In the small, modern North Wall Arts Centre stands a large, buzzing swarm of thesps and arty types. Each sporting their own unique variation on the traditional indie look of edgy eyebrows, unexpected hairstyles, distressed denim and a smattering of eclectic patterned vintage, these eager culture vultures await show time. What has brought this lively young bunch of art and fashion enthusiasts all the way to Summertown? Well, it’s the opening night of Colin and Katya, a new play about Ukrainian ‘mail-order’ brides, blending physical theatre, musical performance and straight drama.
Colin and Katya, a new piece of writing by the talented Jack Clover, explores the world of the often vulnerable, occasionally sleazy, people who choose to pursue love not only online but across the world. Clearly conscious that there are a lot of myths to dispel, and a lot of preconceptions to deal with, the play does a wonderful job of revealing the very real kinds of people behind the common stereotypes of trophy wives and seedy old men. In short, exhibiting the people behind the dating profiles, and the many different reasons why a person might pursue love and marriage abroad. Though the play certainly has many fantastic moments of comedy, the actual plot deals with a number of really quite heavy themes – abuse, grief, divorce, family life, the hopeful search for love, the pain of being misled in a relationship. However, Clover’s script approaches these sensitive subjects with a lightness of touch and alternates swiftly between this and the comedic aspect, in a way that does not diminish the weight of the more serious issues at hand.
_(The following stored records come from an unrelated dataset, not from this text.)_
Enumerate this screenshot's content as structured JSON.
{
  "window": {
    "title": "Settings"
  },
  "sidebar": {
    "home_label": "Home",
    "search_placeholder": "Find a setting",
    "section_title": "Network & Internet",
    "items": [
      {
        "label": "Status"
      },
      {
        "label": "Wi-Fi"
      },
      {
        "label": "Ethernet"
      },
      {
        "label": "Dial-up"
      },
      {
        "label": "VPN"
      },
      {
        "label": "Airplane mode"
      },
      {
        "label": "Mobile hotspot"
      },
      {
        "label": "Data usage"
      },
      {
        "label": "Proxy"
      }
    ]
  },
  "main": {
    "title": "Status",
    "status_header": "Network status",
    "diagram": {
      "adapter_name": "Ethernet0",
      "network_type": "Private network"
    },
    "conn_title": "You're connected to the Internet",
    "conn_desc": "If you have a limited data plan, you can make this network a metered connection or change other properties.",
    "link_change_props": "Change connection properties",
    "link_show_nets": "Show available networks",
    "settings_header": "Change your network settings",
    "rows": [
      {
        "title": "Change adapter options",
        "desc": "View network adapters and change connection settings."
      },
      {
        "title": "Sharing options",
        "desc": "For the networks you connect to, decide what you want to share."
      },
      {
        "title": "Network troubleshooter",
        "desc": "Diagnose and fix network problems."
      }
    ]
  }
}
Unsurprisingly, the main characters are a pair called, yes, Colin and Katya. Katya, the female lead played by Daisy Hayes, is a Ukrainian women looking for something meaningful, having recently left a physically abusive and controlling marriage. Hayes’ performance is beautifully earnest and delicate, as the brave, intelligent Katya, who certainly does not go into the process wearing rose-tinted glasses. After speaking online for several months, Katya travels to Essex, the United Kingdom, to meet the shy and quietly romantic Colin, played by Tom Curzon. Over the course of her stay, the two characters develop a unique and caring connection, and both are forced to question the validity of the relationship, and deal with the judgement of others about how they met. The rapid development of the pair’s ostensibly unconventional relationship is really quite personal, and Curzon and Hayes’ performance was impressively realistic and believable. Ell Potter also gave an excellent performance as the overly-involved ex-wife, and mother to Colin’s daughter, who can’t help but degrade Colin for “going on SlavicSlag.com”. Brilliant.
Physical theatre is used throughout, to depict almost everything from a chatroom conversation to a day out visiting castles in Essex, and is brilliantly well-choreographed and executed. And many of the major laughs of the show come from the ridiculous and inventive ways in which the cast moved in sync to depict a vast number of things, such as cars, castles, speedboats, archers on horseback… I could go on, but I’ll stop there. Equally engaging was the live band playing up in the balcony above the stage, bursting into song at key moments of the play, in what I assume was Ukrainian. Interviews with the hopeful individuals who are signed up to online dating, give the viewer insight into the vast number of reasons that people get into this strange and fascinating world. Most of all, it becomes clear that the one thing common to all of these women is their shared hope in the fairy tale ending. What with the interviews, and the choreography and the music, there are a lot of different dramatic techniques taking place onstage. If all of these different elements sound a little overwhelming, let me assure you that it works. Although there is a lot going on in the play, it is obvious that a lot of rehearsal has gone into making these many different features blend seamlessly. I certainly think it was worth it – the end result is a piece of theatre that is both technically impressive and challenging.
There’s some brilliant dialogue throughout, and some lovely commentary on culture clash and cultural misunderstandings. Katya doesn’t quite get it when Colin boasts about his Mum’s “Smeg” fridge or talks excitedly about “Ant and Dec’s Saturday Night Live”. But at times the script seems a little metaphor-heavy and loaded with meaning to the point of being tiresome. To loosely paraphrase: ‘My sister and her husband… look… like a boat come into harbour. I’m still at sea…’ But actually, the few, rather weighty lines like this are fairly forgivable, because many of the characters have English as a second language, and so their use of cliché and metaphor is understandably and accurately a little clunky.
On the whole, Colin and Katya is really quite entertaining and insightful. Clover’s exploration of the many lonely people around the world who ambitiously and courageously look for love abroad when they can’t find it at home, makes for an adventurous, artistic and most of all, enjoyable, show.